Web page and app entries

%%

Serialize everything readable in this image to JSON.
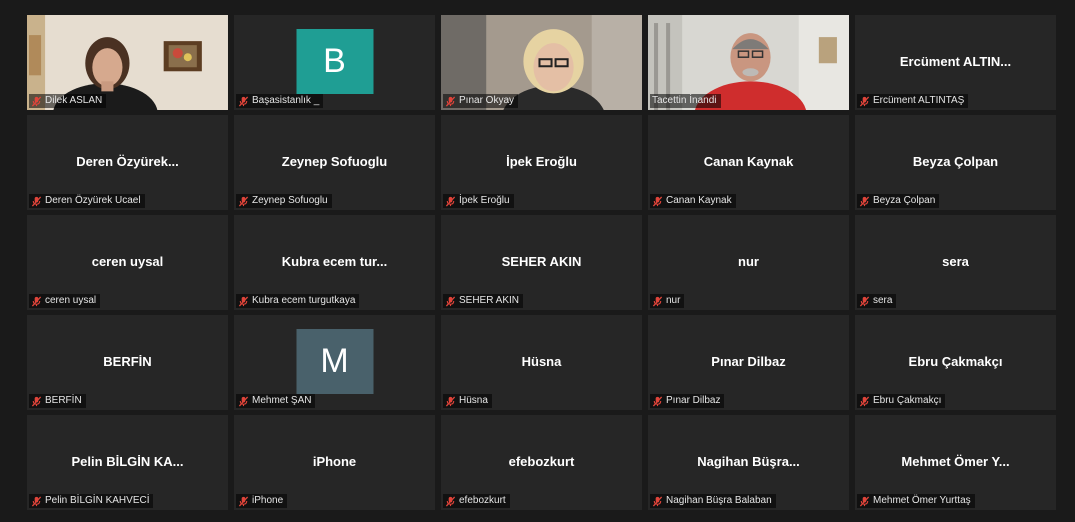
{
  "colors": {
    "active_speaker_border": "#c9e84a",
    "mute_icon": "#e0443a",
    "avatar_b": "#1f9e94",
    "avatar_m": "#49616b"
  },
  "participants": [
    {
      "display": "",
      "label": "Dilek ASLAN",
      "muted": true,
      "media": "video-1"
    },
    {
      "display": "B",
      "label": "Başasistanlık _",
      "muted": true,
      "media": "avatar-b"
    },
    {
      "display": "",
      "label": "Pınar Okyay",
      "muted": true,
      "media": "video-3"
    },
    {
      "display": "",
      "label": "Tacettin İnandi",
      "muted": false,
      "media": "video-4",
      "speaking": true
    },
    {
      "display": "Ercüment ALTIN...",
      "label": "Ercüment ALTINTAŞ",
      "muted": true
    },
    {
      "display": "Deren Özyürek...",
      "label": "Deren Özyürek Ucael",
      "muted": true
    },
    {
      "display": "Zeynep Sofuoglu",
      "label": "Zeynep Sofuoglu",
      "muted": true
    },
    {
      "display": "İpek Eroğlu",
      "label": "İpek Eroğlu",
      "muted": true
    },
    {
      "display": "Canan Kaynak",
      "label": "Canan Kaynak",
      "muted": true
    },
    {
      "display": "Beyza Çolpan",
      "label": "Beyza Çolpan",
      "muted": true
    },
    {
      "display": "ceren uysal",
      "label": "ceren uysal",
      "muted": true
    },
    {
      "display": "Kubra ecem tur...",
      "label": "Kubra ecem turgutkaya",
      "muted": true
    },
    {
      "display": "SEHER AKIN",
      "label": "SEHER AKIN",
      "muted": true
    },
    {
      "display": "nur",
      "label": "nur",
      "muted": true
    },
    {
      "display": "sera",
      "label": "sera",
      "muted": true
    },
    {
      "display": "BERFİN",
      "label": "BERFİN",
      "muted": true
    },
    {
      "display": "M",
      "label": "Mehmet ŞAN",
      "muted": true,
      "media": "avatar-m"
    },
    {
      "display": "Hüsna",
      "label": "Hüsna",
      "muted": true
    },
    {
      "display": "Pınar Dilbaz",
      "label": "Pınar Dilbaz",
      "muted": true
    },
    {
      "display": "Ebru Çakmakçı",
      "label": "Ebru Çakmakçı",
      "muted": true
    },
    {
      "display": "Pelin BİLGİN KA...",
      "label": "Pelin BİLGİN KAHVECİ",
      "muted": true
    },
    {
      "display": "iPhone",
      "label": "iPhone",
      "muted": true
    },
    {
      "display": "efebozkurt",
      "label": "efebozkurt",
      "muted": true
    },
    {
      "display": "Nagihan Büşra...",
      "label": "Nagihan Büşra Balaban",
      "muted": true
    },
    {
      "display": "Mehmet Ömer Y...",
      "label": "Mehmet Ömer Yurttaş",
      "muted": true
    }
  ]
}
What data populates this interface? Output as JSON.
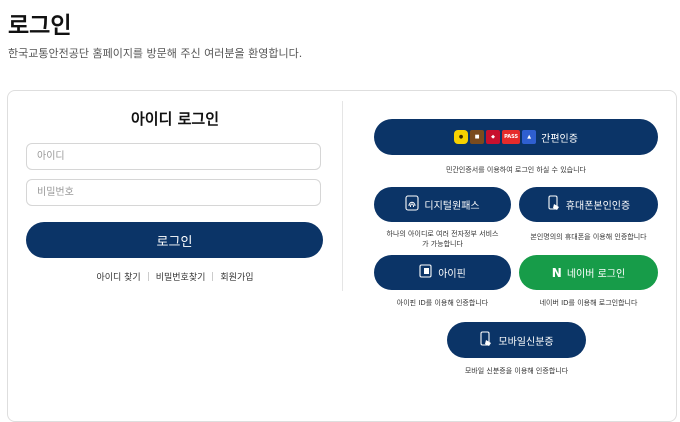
{
  "header": {
    "title": "로그인",
    "subtitle": "한국교통안전공단 홈페이지를 방문해 주신 여러분을 환영합니다."
  },
  "id_login": {
    "heading": "아이디 로그인",
    "id_placeholder": "아이디",
    "password_placeholder": "비밀번호",
    "login_label": "로그인",
    "links": [
      "아이디 찾기",
      "비밀번호찾기",
      "회원가입"
    ]
  },
  "auth_options": {
    "simple_auth": {
      "label": "간편인증",
      "desc": "민간인증서를 이용하여 로그인 하실 수 있습니다",
      "provider_badges": [
        {
          "name": "kakao-badge",
          "color": "#f7d200"
        },
        {
          "name": "badge-2",
          "color": "#7a4b1e"
        },
        {
          "name": "badge-3",
          "color": "#c8102e"
        },
        {
          "name": "pass-badge",
          "text": "PASS",
          "color": "#e52b2b"
        },
        {
          "name": "badge-5",
          "color": "#2f5fd0"
        }
      ]
    },
    "digital_one_pass": {
      "label": "디지털원패스",
      "desc_line1": "하나의 아이디로 여러 전자정부 서비스",
      "desc_line2": "가 가능합니다"
    },
    "mobile_identity": {
      "label": "휴대폰본인인증",
      "desc": "본인명의의 휴대폰을 이용해 인증합니다"
    },
    "ipin": {
      "label": "아이핀",
      "desc": "아이핀 ID를 이용해 인증합니다"
    },
    "naver": {
      "label": "네이버 로그인",
      "desc": "네이버 ID를 이용해 로그인합니다",
      "color": "#179c49"
    },
    "mobile_id": {
      "label": "모바일신분증",
      "desc": "모바일 신분증을 이용해 인증합니다"
    }
  },
  "colors": {
    "primary": "#0b3467",
    "naver_green": "#179c49"
  }
}
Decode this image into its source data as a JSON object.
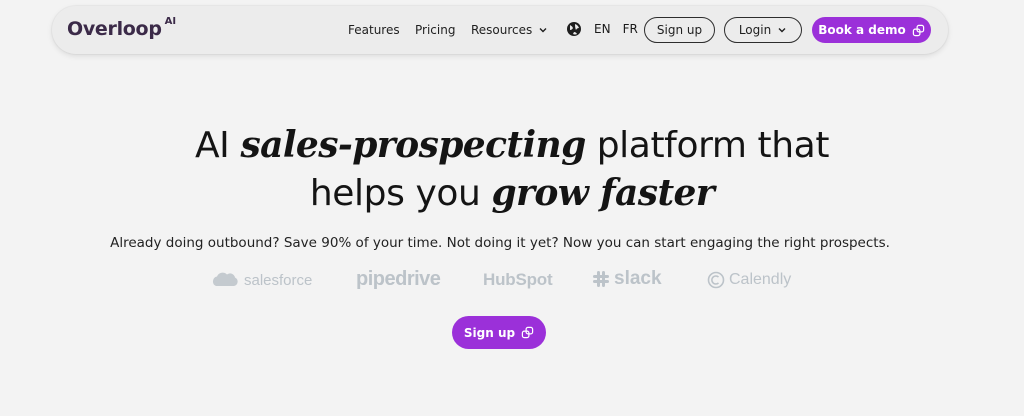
{
  "brand": {
    "name": "Overloop",
    "suffix": "AI"
  },
  "nav": {
    "features": "Features",
    "pricing": "Pricing",
    "resources": "Resources",
    "lang_en": "EN",
    "lang_fr": "FR",
    "signup": "Sign up",
    "login": "Login",
    "book_demo": "Book a demo"
  },
  "hero": {
    "line1_pre": "AI",
    "line1_em": "sales-prospecting",
    "line1_post": "platform that",
    "line2_pre": "helps you",
    "line2_em": "grow faster",
    "subtitle": "Already doing outbound? Save 90% of your time. Not doing it yet? Now you can start engaging the right prospects."
  },
  "integrations": {
    "salesforce": "salesforce",
    "pipedrive": "pipedrive",
    "hubspot": "HubSpot",
    "slack": "slack",
    "calendly": "Calendly"
  },
  "cta": {
    "label": "Sign up"
  },
  "colors": {
    "accent": "#9b30d9",
    "logo": "#3b2a48",
    "integration_gray": "#bcc3c9"
  }
}
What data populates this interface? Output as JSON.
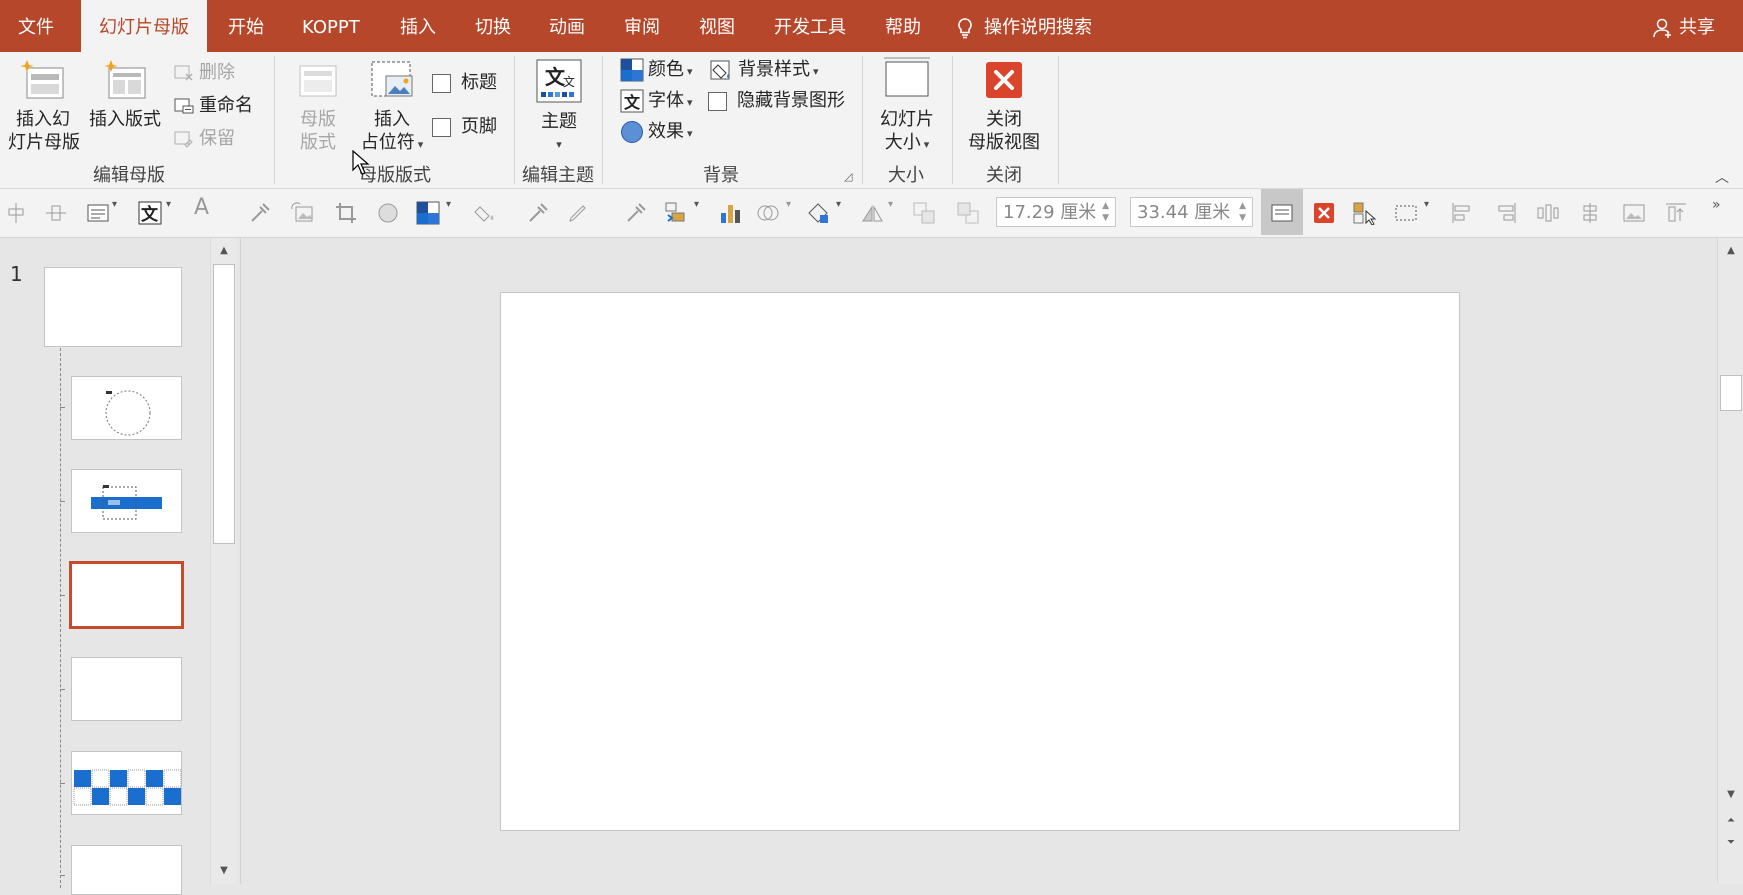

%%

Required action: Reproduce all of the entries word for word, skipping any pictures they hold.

Response area:
Serialize everything readable in this image to JSON.
{
  "colors": {
    "active_speaker_border": "#c9e84a",
    "mute_icon": "#e0443a",
    "avatar_b": "#1f9e94",
    "avatar_m": "#49616b"
  },
  "participants": [
    {
      "display": "",
      "label": "Dilek ASLAN",
      "muted": true,
      "media": "video-1"
    },
    {
      "display": "B",
      "label": "Başasistanlık _",
      "muted": true,
      "media": "avatar-b"
    },
    {
      "display": "",
      "label": "Pınar Okyay",
      "muted": true,
      "media": "video-3"
    },
    {
      "display": "",
      "label": "Tacettin İnandi",
      "muted": false,
      "media": "video-4",
      "speaking": true
    },
    {
      "display": "Ercüment ALTIN...",
      "label": "Ercüment ALTINTAŞ",
      "muted": true
    },
    {
      "display": "Deren Özyürek...",
      "label": "Deren Özyürek Ucael",
      "muted": true
    },
    {
      "display": "Zeynep Sofuoglu",
      "label": "Zeynep Sofuoglu",
      "muted": true
    },
    {
      "display": "İpek Eroğlu",
      "label": "İpek Eroğlu",
      "muted": true
    },
    {
      "display": "Canan Kaynak",
      "label": "Canan Kaynak",
      "muted": true
    },
    {
      "display": "Beyza Çolpan",
      "label": "Beyza Çolpan",
      "muted": true
    },
    {
      "display": "ceren uysal",
      "label": "ceren uysal",
      "muted": true
    },
    {
      "display": "Kubra ecem tur...",
      "label": "Kubra ecem turgutkaya",
      "muted": true
    },
    {
      "display": "SEHER AKIN",
      "label": "SEHER AKIN",
      "muted": true
    },
    {
      "display": "nur",
      "label": "nur",
      "muted": true
    },
    {
      "display": "sera",
      "label": "sera",
      "muted": true
    },
    {
      "display": "BERFİN",
      "label": "BERFİN",
      "muted": true
    },
    {
      "display": "M",
      "label": "Mehmet ŞAN",
      "muted": true,
      "media": "avatar-m"
    },
    {
      "display": "Hüsna",
      "label": "Hüsna",
      "muted": true
    },
    {
      "display": "Pınar Dilbaz",
      "label": "Pınar Dilbaz",
      "muted": true
    },
    {
      "display": "Ebru Çakmakçı",
      "label": "Ebru Çakmakçı",
      "muted": true
    },
    {
      "display": "Pelin BİLGİN KA...",
      "label": "Pelin BİLGİN KAHVECİ",
      "muted": true
    },
    {
      "display": "iPhone",
      "label": "iPhone",
      "muted": true
    },
    {
      "display": "efebozkurt",
      "label": "efebozkurt",
      "muted": true
    },
    {
      "display": "Nagihan Büşra...",
      "label": "Nagihan Büşra Balaban",
      "muted": true
    },
    {
      "display": "Mehmet Ömer Y...",
      "label": "Mehmet Ömer Yurttaş",
      "muted": true
    }
  ]
}
What data populates this interface? Output as JSON.
{
  "header": {
    "title": "로그인",
    "subtitle": "한국교통안전공단 홈페이지를 방문해 주신 여러분을 환영합니다."
  },
  "id_login": {
    "heading": "아이디 로그인",
    "id_placeholder": "아이디",
    "password_placeholder": "비밀번호",
    "login_label": "로그인",
    "links": [
      "아이디 찾기",
      "비밀번호찾기",
      "회원가입"
    ]
  },
  "auth_options": {
    "simple_auth": {
      "label": "간편인증",
      "desc": "민간인증서를 이용하여 로그인 하실 수 있습니다",
      "provider_badges": [
        {
          "name": "kakao-badge",
          "color": "#f7d200"
        },
        {
          "name": "badge-2",
          "color": "#7a4b1e"
        },
        {
          "name": "badge-3",
          "color": "#c8102e"
        },
        {
          "name": "pass-badge",
          "text": "PASS",
          "color": "#e52b2b"
        },
        {
          "name": "badge-5",
          "color": "#2f5fd0"
        }
      ]
    },
    "digital_one_pass": {
      "label": "디지털원패스",
      "desc_line1": "하나의 아이디로 여러 전자정부 서비스",
      "desc_line2": "가 가능합니다"
    },
    "mobile_identity": {
      "label": "휴대폰본인인증",
      "desc": "본인명의의 휴대폰을 이용해 인증합니다"
    },
    "ipin": {
      "label": "아이핀",
      "desc": "아이핀 ID를 이용해 인증합니다"
    },
    "naver": {
      "label": "네이버 로그인",
      "desc": "네이버 ID를 이용해 로그인합니다",
      "color": "#179c49"
    },
    "mobile_id": {
      "label": "모바일신분증",
      "desc": "모바일 신분증을 이용해 인증합니다"
    }
  },
  "colors": {
    "primary": "#0b3467",
    "naver_green": "#179c49"
  }
}
Decode this image into its source data as a JSON object.
{
  "brand": {
    "name": "Overloop",
    "suffix": "AI"
  },
  "nav": {
    "features": "Features",
    "pricing": "Pricing",
    "resources": "Resources",
    "lang_en": "EN",
    "lang_fr": "FR",
    "signup": "Sign up",
    "login": "Login",
    "book_demo": "Book a demo"
  },
  "hero": {
    "line1_pre": "AI",
    "line1_em": "sales-prospecting",
    "line1_post": "platform that",
    "line2_pre": "helps you",
    "line2_em": "grow faster",
    "subtitle": "Already doing outbound? Save 90% of your time. Not doing it yet? Now you can start engaging the right prospects."
  },
  "integrations": {
    "salesforce": "salesforce",
    "pipedrive": "pipedrive",
    "hubspot": "HubSpot",
    "slack": "slack",
    "calendly": "Calendly"
  },
  "cta": {
    "label": "Sign up"
  },
  "colors": {
    "accent": "#9b30d9",
    "logo": "#3b2a48",
    "integration_gray": "#bcc3c9"
  }
}
What data populates this interface? Output as JSON.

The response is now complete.